National speed limit for HGVs to be increased

Posted by AndrewT on 25th Jul 2014

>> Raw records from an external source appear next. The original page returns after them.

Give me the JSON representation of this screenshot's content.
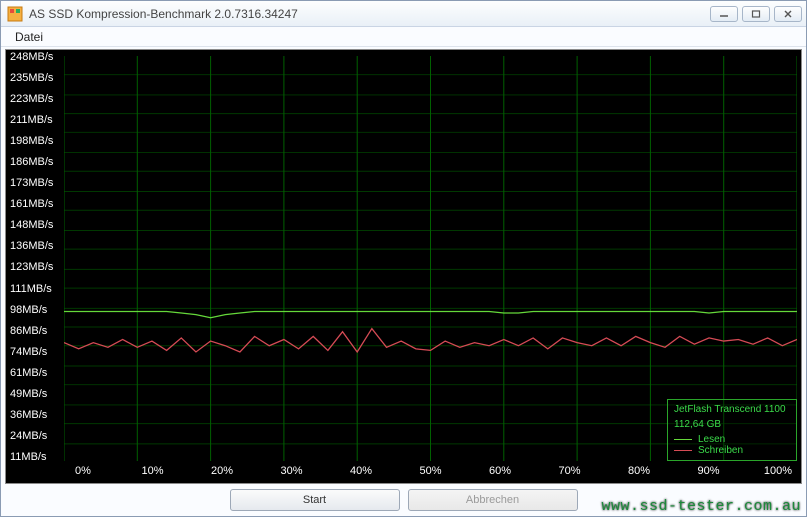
{
  "window": {
    "title": "AS SSD Kompression-Benchmark 2.0.7316.34247",
    "min_title": "–",
    "max_title": "▢",
    "close_title": "✕"
  },
  "menu": {
    "file": "Datei"
  },
  "chart_data": {
    "type": "line",
    "title": "",
    "xlabel": "",
    "ylabel": "",
    "y_unit": "MB/s",
    "ylim": [
      0,
      260
    ],
    "xlim": [
      0,
      100
    ],
    "x_ticks": [
      "0%",
      "10%",
      "20%",
      "30%",
      "40%",
      "50%",
      "60%",
      "70%",
      "80%",
      "90%",
      "100%"
    ],
    "y_ticks": [
      11,
      24,
      36,
      49,
      61,
      74,
      86,
      98,
      111,
      123,
      136,
      148,
      161,
      173,
      186,
      198,
      211,
      223,
      235,
      248
    ],
    "y_tick_labels": [
      "11MB/s",
      "24MB/s",
      "36MB/s",
      "49MB/s",
      "61MB/s",
      "74MB/s",
      "86MB/s",
      "98MB/s",
      "111MB/s",
      "123MB/s",
      "136MB/s",
      "148MB/s",
      "161MB/s",
      "173MB/s",
      "186MB/s",
      "198MB/s",
      "211MB/s",
      "223MB/s",
      "235MB/s",
      "248MB/s"
    ],
    "series": [
      {
        "name": "Lesen",
        "color": "#65d83a",
        "x": [
          0,
          2,
          4,
          6,
          8,
          10,
          12,
          14,
          16,
          18,
          20,
          22,
          24,
          26,
          28,
          30,
          32,
          34,
          36,
          38,
          40,
          42,
          44,
          46,
          48,
          50,
          52,
          54,
          56,
          58,
          60,
          62,
          64,
          66,
          68,
          70,
          72,
          74,
          76,
          78,
          80,
          82,
          84,
          86,
          88,
          90,
          92,
          94,
          96,
          98,
          100
        ],
        "values": [
          96,
          96,
          96,
          96,
          96,
          96,
          96,
          96,
          95,
          94,
          92,
          94,
          95,
          96,
          96,
          96,
          96,
          96,
          96,
          96,
          96,
          96,
          96,
          96,
          96,
          96,
          96,
          96,
          96,
          96,
          95,
          95,
          96,
          96,
          96,
          96,
          96,
          96,
          96,
          96,
          96,
          96,
          96,
          96,
          95,
          96,
          96,
          96,
          96,
          96,
          96
        ]
      },
      {
        "name": "Schreiben",
        "color": "#d64b55",
        "x": [
          0,
          2,
          4,
          6,
          8,
          10,
          12,
          14,
          16,
          18,
          20,
          22,
          24,
          26,
          28,
          30,
          32,
          34,
          36,
          38,
          40,
          42,
          44,
          46,
          48,
          50,
          52,
          54,
          56,
          58,
          60,
          62,
          64,
          66,
          68,
          70,
          72,
          74,
          76,
          78,
          80,
          82,
          84,
          86,
          88,
          90,
          92,
          94,
          96,
          98,
          100
        ],
        "values": [
          76,
          72,
          76,
          73,
          78,
          73,
          77,
          71,
          79,
          70,
          77,
          74,
          70,
          80,
          74,
          78,
          72,
          80,
          71,
          83,
          70,
          85,
          73,
          77,
          72,
          71,
          77,
          73,
          76,
          74,
          78,
          74,
          79,
          72,
          79,
          76,
          74,
          79,
          74,
          80,
          76,
          73,
          80,
          75,
          79,
          77,
          78,
          75,
          79,
          74,
          78
        ]
      }
    ]
  },
  "legend": {
    "device": "JetFlash Transcend 1100",
    "capacity": "112,64 GB",
    "read_label": "Lesen",
    "write_label": "Schreiben"
  },
  "buttons": {
    "start": "Start",
    "abort": "Abbrechen"
  },
  "watermark": "www.ssd-tester.com.au"
}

The Parliamentary Under Secretary of State for Transport, Claire Perry, announced yesterday that the government is proposing to increase the national speed limit for HGVs over 7.5 tonnes on single carriageways from 40 mph to 50 mph. The change will be implemented via a change in the law for early 2015. The existing 40 mph limit will apply until the change has been put into effect. The amended speed limit will cover single carriageway roads outside built up areas in England and Wales, unless specific lower local speed limits are in effect. The government also announced the start of a 6 week consultation closing 5th September to seek views and evidence about increasing the national speed limit for HGVs on all purpose (non-motorway) dual carriageways from 50 mph to 60 mph - the intention would be to implement this at the same time. The current 40 mph speed limit is broken by about 75% of HGV drivers when they are not constrained by other traffic or the road layout. The speed increase should reduce delays and congestion. Removing the 20 mph differential between HGVs and car / motorcycles will reduce dangerous overtaking on single carriage roads. It will also bring HGVs into line with other large vehicles like coaches and caravans. Assessed benefits to business are estimated to be £11.8 million per year. The Government will seek to focus on road safety by applying tougher procedures and sanctions for HGV drivers exceeding the new speed limits. It will also reinforce the other safety-critical laws with similar sanctions, including the prohibition on hand held mobile devices and the 30 mph limit in towns and cities. The Government will also introduce a new offence of driving with a drug in the body over specified limits and tightening up drink drive enforcement.  In 2013 fixed penalties for many traffic offences were increased and they will also be applied to historic offences. Enforcement against drivers’ hours offences will remain a top priority for the authorities.